Thank you very much to all of you for playing our 'Fish Turing Test'. We have had thousands of players for all over the world. The map below shows the locations of the people who have tried to tell the difference between real and simulated fish.
If you played the game, then you already know if you could spot the difference or not. If you got 6 out of 6 there is a pretty good chance that you know your fish from a simulated particle. But how did the average person perform?
We were quite surprised at the results. It turns out that the average score from the all the attempts to play the game was 3.09 out of 6. Not much better than random! This is good news for us, since it shows that our simulations are pretty realistic. But it also means that our simulations managed to fool most of you.
While we can fool some of the people some of the time, we can't fool all of the people all of the time. Several researchers on Twitter claimed that they got 6 out of 6. And our data supports that claim.
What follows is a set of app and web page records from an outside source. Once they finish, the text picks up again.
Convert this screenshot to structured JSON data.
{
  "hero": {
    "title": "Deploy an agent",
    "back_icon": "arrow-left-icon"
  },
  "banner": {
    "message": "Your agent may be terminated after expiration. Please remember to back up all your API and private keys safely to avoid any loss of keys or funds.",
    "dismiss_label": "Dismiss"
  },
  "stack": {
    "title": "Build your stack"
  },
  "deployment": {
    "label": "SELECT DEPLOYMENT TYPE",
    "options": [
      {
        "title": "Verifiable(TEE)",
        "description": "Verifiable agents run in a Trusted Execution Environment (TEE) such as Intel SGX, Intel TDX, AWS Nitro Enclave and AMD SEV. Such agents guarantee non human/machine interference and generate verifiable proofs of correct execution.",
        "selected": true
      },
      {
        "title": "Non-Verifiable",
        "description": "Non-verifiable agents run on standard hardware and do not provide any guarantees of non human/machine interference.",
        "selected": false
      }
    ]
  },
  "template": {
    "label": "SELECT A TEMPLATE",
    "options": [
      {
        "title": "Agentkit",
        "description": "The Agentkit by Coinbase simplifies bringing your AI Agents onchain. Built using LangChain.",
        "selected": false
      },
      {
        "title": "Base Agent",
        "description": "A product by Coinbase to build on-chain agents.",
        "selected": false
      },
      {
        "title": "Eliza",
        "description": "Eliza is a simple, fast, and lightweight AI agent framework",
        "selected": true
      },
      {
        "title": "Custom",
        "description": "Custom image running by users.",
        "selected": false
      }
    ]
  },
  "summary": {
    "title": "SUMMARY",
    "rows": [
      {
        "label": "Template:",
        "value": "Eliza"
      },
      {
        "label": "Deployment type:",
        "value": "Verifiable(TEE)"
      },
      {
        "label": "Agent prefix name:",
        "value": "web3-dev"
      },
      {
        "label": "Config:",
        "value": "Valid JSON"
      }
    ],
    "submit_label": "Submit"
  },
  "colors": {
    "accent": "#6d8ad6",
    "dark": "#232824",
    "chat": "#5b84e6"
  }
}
The grey histogram below shows scores over all attempts. We also compare this to a binomial distribution (the blue line), which would have occurred if guesses were entirely random.
This analysis shows that the guesses were not entirely random. In particular, there was a small number of clever people who reliably got 6 out of 6. There were also almost as many people who reliably got 0 out of 6!
Zero isn't as bad as it sounds. Indeed, both the 0 and 6 scores show that a good number of people can spot a difference. It is just that sometimes they conclude that simulations look more real than reality.
With that in mind, we now have a new challenge. We have added a function to our game for those of you who think you can get 6 out of 6. Play the game again, and when you get 6 out of 6, you will get an information box. We would love it if you could fill in how you did it. How did you spot the difference between the fish? What cues did you use? Tell us how you could spot the difference and help us improve our simulations. It is all a contribution to fishy science.